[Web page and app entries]
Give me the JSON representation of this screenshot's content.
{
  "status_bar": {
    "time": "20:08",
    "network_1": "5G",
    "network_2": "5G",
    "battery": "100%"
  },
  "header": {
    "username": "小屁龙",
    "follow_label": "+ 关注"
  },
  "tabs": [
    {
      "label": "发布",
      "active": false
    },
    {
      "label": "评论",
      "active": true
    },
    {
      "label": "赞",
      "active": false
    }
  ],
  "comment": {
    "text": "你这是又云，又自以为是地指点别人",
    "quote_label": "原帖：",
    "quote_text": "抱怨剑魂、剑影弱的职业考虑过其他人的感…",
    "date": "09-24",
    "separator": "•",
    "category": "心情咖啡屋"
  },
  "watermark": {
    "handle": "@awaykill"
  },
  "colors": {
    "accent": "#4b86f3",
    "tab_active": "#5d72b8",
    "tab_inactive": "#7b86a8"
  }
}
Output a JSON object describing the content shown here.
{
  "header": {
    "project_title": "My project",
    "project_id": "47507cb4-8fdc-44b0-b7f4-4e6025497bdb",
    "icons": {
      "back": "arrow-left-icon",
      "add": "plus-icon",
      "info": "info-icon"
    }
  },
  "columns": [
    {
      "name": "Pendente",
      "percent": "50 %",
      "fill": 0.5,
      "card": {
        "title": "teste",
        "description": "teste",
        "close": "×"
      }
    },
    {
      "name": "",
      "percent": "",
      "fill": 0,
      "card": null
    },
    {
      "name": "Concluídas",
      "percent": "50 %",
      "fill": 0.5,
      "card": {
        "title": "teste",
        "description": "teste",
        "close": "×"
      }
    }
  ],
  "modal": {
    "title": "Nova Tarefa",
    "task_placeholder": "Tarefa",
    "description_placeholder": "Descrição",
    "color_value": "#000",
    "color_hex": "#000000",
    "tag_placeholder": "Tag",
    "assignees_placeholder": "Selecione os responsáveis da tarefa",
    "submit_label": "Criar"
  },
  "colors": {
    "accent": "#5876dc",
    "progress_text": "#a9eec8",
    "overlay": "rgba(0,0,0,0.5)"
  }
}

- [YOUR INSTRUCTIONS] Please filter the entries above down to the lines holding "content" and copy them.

- [EXERCISE RESULT]
Give me the JSON representation of this screenshot's content.
Output a JSON object describing the content shown here.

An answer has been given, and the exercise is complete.